DATA RECORDS: Begin

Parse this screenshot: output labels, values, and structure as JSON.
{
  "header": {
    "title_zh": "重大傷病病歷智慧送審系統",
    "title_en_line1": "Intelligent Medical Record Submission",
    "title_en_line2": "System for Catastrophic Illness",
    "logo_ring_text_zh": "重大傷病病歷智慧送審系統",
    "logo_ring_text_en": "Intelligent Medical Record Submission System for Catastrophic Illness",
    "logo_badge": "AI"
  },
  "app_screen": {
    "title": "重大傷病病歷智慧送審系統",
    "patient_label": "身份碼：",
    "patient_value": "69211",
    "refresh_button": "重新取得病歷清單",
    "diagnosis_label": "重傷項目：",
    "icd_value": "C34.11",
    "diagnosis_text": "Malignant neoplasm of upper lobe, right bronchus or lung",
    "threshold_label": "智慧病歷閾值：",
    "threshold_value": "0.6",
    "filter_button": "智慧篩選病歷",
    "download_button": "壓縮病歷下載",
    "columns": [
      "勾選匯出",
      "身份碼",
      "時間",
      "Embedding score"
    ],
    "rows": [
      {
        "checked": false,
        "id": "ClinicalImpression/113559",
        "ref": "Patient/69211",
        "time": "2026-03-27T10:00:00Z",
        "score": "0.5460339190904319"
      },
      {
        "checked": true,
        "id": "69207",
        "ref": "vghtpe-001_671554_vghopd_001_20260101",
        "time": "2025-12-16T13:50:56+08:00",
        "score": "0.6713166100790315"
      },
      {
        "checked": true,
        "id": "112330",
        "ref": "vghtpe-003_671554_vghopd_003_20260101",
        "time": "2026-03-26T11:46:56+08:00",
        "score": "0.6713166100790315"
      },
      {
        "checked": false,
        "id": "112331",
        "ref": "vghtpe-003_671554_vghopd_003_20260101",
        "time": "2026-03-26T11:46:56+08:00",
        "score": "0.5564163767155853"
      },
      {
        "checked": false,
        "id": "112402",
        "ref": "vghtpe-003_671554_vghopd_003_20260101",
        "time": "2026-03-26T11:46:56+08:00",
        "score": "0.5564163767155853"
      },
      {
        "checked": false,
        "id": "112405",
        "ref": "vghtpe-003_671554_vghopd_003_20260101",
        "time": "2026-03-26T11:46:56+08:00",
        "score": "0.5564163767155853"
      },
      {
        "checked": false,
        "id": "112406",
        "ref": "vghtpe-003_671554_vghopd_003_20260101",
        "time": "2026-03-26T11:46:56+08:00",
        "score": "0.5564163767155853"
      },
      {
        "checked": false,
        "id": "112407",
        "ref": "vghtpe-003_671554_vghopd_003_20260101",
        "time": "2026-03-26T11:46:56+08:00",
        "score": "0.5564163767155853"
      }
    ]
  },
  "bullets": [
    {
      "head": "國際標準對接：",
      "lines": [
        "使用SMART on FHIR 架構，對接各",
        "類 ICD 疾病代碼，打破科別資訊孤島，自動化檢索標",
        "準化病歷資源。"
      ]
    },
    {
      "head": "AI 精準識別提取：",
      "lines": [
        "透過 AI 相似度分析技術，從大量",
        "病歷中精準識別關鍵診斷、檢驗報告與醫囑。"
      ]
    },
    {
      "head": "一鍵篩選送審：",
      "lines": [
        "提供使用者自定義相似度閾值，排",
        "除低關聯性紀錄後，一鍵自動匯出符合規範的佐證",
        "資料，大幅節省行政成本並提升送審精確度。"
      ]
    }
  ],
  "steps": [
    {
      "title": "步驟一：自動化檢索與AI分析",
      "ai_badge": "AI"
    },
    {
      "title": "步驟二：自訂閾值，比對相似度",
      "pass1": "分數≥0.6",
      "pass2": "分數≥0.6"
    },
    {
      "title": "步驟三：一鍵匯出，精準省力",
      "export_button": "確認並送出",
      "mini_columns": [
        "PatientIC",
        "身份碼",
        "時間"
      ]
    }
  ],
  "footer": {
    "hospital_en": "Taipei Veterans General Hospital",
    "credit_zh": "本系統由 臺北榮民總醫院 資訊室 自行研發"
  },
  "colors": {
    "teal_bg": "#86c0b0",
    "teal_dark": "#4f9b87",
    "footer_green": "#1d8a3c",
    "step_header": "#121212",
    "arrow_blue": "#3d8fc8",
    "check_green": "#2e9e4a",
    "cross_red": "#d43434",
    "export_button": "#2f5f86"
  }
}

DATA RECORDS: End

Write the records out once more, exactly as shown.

Parse this screenshot: output labels, values, and structure as JSON.
{
  "header": {
    "title_zh": "重大傷病病歷智慧送審系統",
    "title_en_line1": "Intelligent Medical Record Submission",
    "title_en_line2": "System for Catastrophic Illness",
    "logo_ring_text_zh": "重大傷病病歷智慧送審系統",
    "logo_ring_text_en": "Intelligent Medical Record Submission System for Catastrophic Illness",
    "logo_badge": "AI"
  },
  "app_screen": {
    "title": "重大傷病病歷智慧送審系統",
    "patient_label": "身份碼：",
    "patient_value": "69211",
    "refresh_button": "重新取得病歷清單",
    "diagnosis_label": "重傷項目：",
    "icd_value": "C34.11",
    "diagnosis_text": "Malignant neoplasm of upper lobe, right bronchus or lung",
    "threshold_label": "智慧病歷閾值：",
    "threshold_value": "0.6",
    "filter_button": "智慧篩選病歷",
    "download_button": "壓縮病歷下載",
    "columns": [
      "勾選匯出",
      "身份碼",
      "時間",
      "Embedding score"
    ],
    "rows": [
      {
        "checked": false,
        "id": "ClinicalImpression/113559",
        "ref": "Patient/69211",
        "time": "2026-03-27T10:00:00Z",
        "score": "0.5460339190904319"
      },
      {
        "checked": true,
        "id": "69207",
        "ref": "vghtpe-001_671554_vghopd_001_20260101",
        "time": "2025-12-16T13:50:56+08:00",
        "score": "0.6713166100790315"
      },
      {
        "checked": true,
        "id": "112330",
        "ref": "vghtpe-003_671554_vghopd_003_20260101",
        "time": "2026-03-26T11:46:56+08:00",
        "score": "0.6713166100790315"
      },
      {
        "checked": false,
        "id": "112331",
        "ref": "vghtpe-003_671554_vghopd_003_20260101",
        "time": "2026-03-26T11:46:56+08:00",
        "score": "0.5564163767155853"
      },
      {
        "checked": false,
        "id": "112402",
        "ref": "vghtpe-003_671554_vghopd_003_20260101",
        "time": "2026-03-26T11:46:56+08:00",
        "score": "0.5564163767155853"
      },
      {
        "checked": false,
        "id": "112405",
        "ref": "vghtpe-003_671554_vghopd_003_20260101",
        "time": "2026-03-26T11:46:56+08:00",
        "score": "0.5564163767155853"
      },
      {
        "checked": false,
        "id": "112406",
        "ref": "vghtpe-003_671554_vghopd_003_20260101",
        "time": "2026-03-26T11:46:56+08:00",
        "score": "0.5564163767155853"
      },
      {
        "checked": false,
        "id": "112407",
        "ref": "vghtpe-003_671554_vghopd_003_20260101",
        "time": "2026-03-26T11:46:56+08:00",
        "score": "0.5564163767155853"
      }
    ]
  },
  "bullets": [
    {
      "head": "國際標準對接：",
      "lines": [
        "使用SMART on FHIR 架構，對接各",
        "類 ICD 疾病代碼，打破科別資訊孤島，自動化檢索標",
        "準化病歷資源。"
      ]
    },
    {
      "head": "AI 精準識別提取：",
      "lines": [
        "透過 AI 相似度分析技術，從大量",
        "病歷中精準識別關鍵診斷、檢驗報告與醫囑。"
      ]
    },
    {
      "head": "一鍵篩選送審：",
      "lines": [
        "提供使用者自定義相似度閾值，排",
        "除低關聯性紀錄後，一鍵自動匯出符合規範的佐證",
        "資料，大幅節省行政成本並提升送審精確度。"
      ]
    }
  ],
  "steps": [
    {
      "title": "步驟一：自動化檢索與AI分析",
      "ai_badge": "AI"
    },
    {
      "title": "步驟二：自訂閾值，比對相似度",
      "pass1": "分數≥0.6",
      "pass2": "分數≥0.6"
    },
    {
      "title": "步驟三：一鍵匯出，精準省力",
      "export_button": "確認並送出",
      "mini_columns": [
        "PatientIC",
        "身份碼",
        "時間"
      ]
    }
  ],
  "footer": {
    "hospital_en": "Taipei Veterans General Hospital",
    "credit_zh": "本系統由 臺北榮民總醫院 資訊室 自行研發"
  },
  "colors": {
    "teal_bg": "#86c0b0",
    "teal_dark": "#4f9b87",
    "footer_green": "#1d8a3c",
    "step_header": "#121212",
    "arrow_blue": "#3d8fc8",
    "check_green": "#2e9e4a",
    "cross_red": "#d43434",
    "export_button": "#2f5f86"
  }
}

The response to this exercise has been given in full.